- [Your objective] Work out how many lines in the listing below include the word "зайнятих"; answer with the number alone.

- [Source data]
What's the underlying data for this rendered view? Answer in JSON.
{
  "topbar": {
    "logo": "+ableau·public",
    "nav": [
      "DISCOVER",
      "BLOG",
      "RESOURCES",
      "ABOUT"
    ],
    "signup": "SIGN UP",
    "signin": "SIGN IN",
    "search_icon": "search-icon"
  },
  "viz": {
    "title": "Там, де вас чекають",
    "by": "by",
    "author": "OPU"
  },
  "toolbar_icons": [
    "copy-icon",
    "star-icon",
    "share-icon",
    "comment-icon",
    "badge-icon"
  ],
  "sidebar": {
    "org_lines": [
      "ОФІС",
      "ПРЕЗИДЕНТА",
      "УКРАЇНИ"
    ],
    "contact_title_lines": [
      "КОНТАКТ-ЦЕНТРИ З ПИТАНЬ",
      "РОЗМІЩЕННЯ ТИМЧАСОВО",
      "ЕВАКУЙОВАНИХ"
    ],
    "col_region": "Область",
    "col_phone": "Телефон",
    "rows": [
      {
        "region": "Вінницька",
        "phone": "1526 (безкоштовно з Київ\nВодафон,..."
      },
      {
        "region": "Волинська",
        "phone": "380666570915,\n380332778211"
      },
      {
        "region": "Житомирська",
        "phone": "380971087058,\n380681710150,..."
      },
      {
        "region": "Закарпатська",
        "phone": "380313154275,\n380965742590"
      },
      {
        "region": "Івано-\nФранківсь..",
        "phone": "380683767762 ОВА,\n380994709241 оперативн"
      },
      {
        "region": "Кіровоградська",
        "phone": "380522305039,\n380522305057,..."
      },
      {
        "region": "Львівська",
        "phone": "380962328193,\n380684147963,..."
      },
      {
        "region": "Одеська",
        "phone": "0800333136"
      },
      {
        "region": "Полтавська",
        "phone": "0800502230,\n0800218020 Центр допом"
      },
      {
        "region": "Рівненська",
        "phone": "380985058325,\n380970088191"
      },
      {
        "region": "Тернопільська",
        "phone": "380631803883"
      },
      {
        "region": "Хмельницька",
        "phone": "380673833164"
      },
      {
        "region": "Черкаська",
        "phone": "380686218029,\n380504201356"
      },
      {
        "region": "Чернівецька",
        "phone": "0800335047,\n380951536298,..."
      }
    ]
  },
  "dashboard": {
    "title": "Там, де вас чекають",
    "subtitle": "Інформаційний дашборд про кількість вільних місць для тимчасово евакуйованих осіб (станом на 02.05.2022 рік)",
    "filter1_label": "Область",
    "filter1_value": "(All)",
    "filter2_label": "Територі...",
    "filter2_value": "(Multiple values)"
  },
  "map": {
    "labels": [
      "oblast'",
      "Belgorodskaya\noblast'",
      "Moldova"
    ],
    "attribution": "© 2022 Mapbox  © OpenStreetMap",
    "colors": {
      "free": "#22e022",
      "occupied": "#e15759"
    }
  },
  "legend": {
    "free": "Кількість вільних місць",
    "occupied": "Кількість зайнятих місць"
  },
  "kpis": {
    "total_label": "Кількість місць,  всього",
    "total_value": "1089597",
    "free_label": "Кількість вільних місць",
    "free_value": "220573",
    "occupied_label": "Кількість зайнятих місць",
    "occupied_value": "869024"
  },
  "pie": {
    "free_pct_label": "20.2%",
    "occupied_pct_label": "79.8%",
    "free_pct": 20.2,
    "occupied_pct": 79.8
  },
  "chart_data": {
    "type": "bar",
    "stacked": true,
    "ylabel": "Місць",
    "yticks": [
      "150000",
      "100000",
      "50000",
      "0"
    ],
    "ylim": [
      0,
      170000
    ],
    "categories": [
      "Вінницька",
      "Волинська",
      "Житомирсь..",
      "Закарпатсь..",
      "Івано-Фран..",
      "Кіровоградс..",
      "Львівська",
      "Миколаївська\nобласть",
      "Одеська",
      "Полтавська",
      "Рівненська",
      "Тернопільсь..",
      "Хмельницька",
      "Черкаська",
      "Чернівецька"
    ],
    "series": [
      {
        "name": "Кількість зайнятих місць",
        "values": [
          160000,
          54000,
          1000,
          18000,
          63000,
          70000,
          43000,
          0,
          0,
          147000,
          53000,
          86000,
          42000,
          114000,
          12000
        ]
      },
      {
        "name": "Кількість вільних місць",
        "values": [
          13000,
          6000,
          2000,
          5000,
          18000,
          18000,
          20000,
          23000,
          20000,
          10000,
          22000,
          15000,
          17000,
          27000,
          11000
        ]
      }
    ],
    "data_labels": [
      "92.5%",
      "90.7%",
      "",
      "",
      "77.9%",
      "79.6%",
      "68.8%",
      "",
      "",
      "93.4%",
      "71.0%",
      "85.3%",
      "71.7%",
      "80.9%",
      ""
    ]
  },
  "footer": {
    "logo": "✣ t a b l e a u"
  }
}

- [Expected output] 3